*** Extracted material Section Begins ***

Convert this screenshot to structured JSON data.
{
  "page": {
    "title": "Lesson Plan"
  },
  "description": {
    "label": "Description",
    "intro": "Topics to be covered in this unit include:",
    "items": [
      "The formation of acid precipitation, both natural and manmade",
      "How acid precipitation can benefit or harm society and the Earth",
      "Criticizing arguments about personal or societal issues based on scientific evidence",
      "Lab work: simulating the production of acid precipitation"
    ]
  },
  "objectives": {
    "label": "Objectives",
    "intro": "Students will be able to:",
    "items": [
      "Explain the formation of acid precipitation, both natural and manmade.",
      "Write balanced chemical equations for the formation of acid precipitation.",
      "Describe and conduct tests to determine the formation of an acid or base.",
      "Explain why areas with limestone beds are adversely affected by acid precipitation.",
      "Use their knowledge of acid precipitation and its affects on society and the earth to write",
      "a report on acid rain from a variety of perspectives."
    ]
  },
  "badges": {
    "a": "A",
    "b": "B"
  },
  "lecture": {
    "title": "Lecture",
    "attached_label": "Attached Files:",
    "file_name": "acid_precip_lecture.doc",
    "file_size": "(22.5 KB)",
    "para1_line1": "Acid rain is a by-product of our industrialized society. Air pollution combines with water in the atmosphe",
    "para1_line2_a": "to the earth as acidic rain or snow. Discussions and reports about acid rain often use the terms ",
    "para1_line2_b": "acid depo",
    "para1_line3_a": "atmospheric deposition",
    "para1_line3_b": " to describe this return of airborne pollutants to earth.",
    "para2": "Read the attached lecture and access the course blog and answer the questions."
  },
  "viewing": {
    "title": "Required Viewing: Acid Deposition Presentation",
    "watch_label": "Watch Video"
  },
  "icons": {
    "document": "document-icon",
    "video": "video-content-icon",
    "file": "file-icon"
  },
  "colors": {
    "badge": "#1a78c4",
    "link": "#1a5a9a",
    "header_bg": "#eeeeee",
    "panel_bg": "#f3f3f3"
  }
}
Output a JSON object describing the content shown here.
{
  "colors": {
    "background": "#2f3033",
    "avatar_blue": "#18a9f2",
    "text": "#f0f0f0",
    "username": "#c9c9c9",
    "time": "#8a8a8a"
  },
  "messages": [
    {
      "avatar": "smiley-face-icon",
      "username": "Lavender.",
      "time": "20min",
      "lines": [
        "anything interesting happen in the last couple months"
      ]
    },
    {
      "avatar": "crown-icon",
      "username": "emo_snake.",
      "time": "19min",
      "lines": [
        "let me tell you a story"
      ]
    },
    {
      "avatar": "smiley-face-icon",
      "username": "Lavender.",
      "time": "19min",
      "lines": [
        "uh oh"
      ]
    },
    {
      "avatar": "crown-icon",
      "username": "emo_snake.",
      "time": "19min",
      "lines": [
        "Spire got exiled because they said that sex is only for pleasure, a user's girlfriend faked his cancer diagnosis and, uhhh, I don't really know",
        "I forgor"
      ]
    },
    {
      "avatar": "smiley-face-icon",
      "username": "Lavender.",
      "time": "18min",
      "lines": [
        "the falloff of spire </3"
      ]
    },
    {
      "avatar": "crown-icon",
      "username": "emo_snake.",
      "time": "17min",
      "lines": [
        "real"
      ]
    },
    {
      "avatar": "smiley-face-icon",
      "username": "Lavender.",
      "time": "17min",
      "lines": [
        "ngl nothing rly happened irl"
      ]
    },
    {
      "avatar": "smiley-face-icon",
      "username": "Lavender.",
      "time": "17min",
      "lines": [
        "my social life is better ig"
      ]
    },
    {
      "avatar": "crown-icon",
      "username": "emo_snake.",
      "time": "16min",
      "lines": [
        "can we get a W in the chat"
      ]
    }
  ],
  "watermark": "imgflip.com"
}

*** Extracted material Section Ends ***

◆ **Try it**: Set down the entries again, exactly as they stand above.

◆ **Response box**:
Convert this screenshot to structured JSON data.
{
  "page": {
    "title": "Lesson Plan"
  },
  "description": {
    "label": "Description",
    "intro": "Topics to be covered in this unit include:",
    "items": [
      "The formation of acid precipitation, both natural and manmade",
      "How acid precipitation can benefit or harm society and the Earth",
      "Criticizing arguments about personal or societal issues based on scientific evidence",
      "Lab work: simulating the production of acid precipitation"
    ]
  },
  "objectives": {
    "label": "Objectives",
    "intro": "Students will be able to:",
    "items": [
      "Explain the formation of acid precipitation, both natural and manmade.",
      "Write balanced chemical equations for the formation of acid precipitation.",
      "Describe and conduct tests to determine the formation of an acid or base.",
      "Explain why areas with limestone beds are adversely affected by acid precipitation.",
      "Use their knowledge of acid precipitation and its affects on society and the earth to write",
      "a report on acid rain from a variety of perspectives."
    ]
  },
  "badges": {
    "a": "A",
    "b": "B"
  },
  "lecture": {
    "title": "Lecture",
    "attached_label": "Attached Files:",
    "file_name": "acid_precip_lecture.doc",
    "file_size": "(22.5 KB)",
    "para1_line1": "Acid rain is a by-product of our industrialized society. Air pollution combines with water in the atmosphe",
    "para1_line2_a": "to the earth as acidic rain or snow. Discussions and reports about acid rain often use the terms ",
    "para1_line2_b": "acid depo",
    "para1_line3_a": "atmospheric deposition",
    "para1_line3_b": " to describe this return of airborne pollutants to earth.",
    "para2": "Read the attached lecture and access the course blog and answer the questions."
  },
  "viewing": {
    "title": "Required Viewing: Acid Deposition Presentation",
    "watch_label": "Watch Video"
  },
  "icons": {
    "document": "document-icon",
    "video": "video-content-icon",
    "file": "file-icon"
  },
  "colors": {
    "badge": "#1a78c4",
    "link": "#1a5a9a",
    "header_bg": "#eeeeee",
    "panel_bg": "#f3f3f3"
  }
}
Output a JSON object describing the content shown here.
{
  "colors": {
    "background": "#2f3033",
    "avatar_blue": "#18a9f2",
    "text": "#f0f0f0",
    "username": "#c9c9c9",
    "time": "#8a8a8a"
  },
  "messages": [
    {
      "avatar": "smiley-face-icon",
      "username": "Lavender.",
      "time": "20min",
      "lines": [
        "anything interesting happen in the last couple months"
      ]
    },
    {
      "avatar": "crown-icon",
      "username": "emo_snake.",
      "time": "19min",
      "lines": [
        "let me tell you a story"
      ]
    },
    {
      "avatar": "smiley-face-icon",
      "username": "Lavender.",
      "time": "19min",
      "lines": [
        "uh oh"
      ]
    },
    {
      "avatar": "crown-icon",
      "username": "emo_snake.",
      "time": "19min",
      "lines": [
        "Spire got exiled because they said that sex is only for pleasure, a user's girlfriend faked his cancer diagnosis and, uhhh, I don't really know",
        "I forgor"
      ]
    },
    {
      "avatar": "smiley-face-icon",
      "username": "Lavender.",
      "time": "18min",
      "lines": [
        "the falloff of spire </3"
      ]
    },
    {
      "avatar": "crown-icon",
      "username": "emo_snake.",
      "time": "17min",
      "lines": [
        "real"
      ]
    },
    {
      "avatar": "smiley-face-icon",
      "username": "Lavender.",
      "time": "17min",
      "lines": [
        "ngl nothing rly happened irl"
      ]
    },
    {
      "avatar": "smiley-face-icon",
      "username": "Lavender.",
      "time": "17min",
      "lines": [
        "my social life is better ig"
      ]
    },
    {
      "avatar": "crown-icon",
      "username": "emo_snake.",
      "time": "16min",
      "lines": [
        "can we get a W in the chat"
      ]
    }
  ],
  "watermark": "imgflip.com"
}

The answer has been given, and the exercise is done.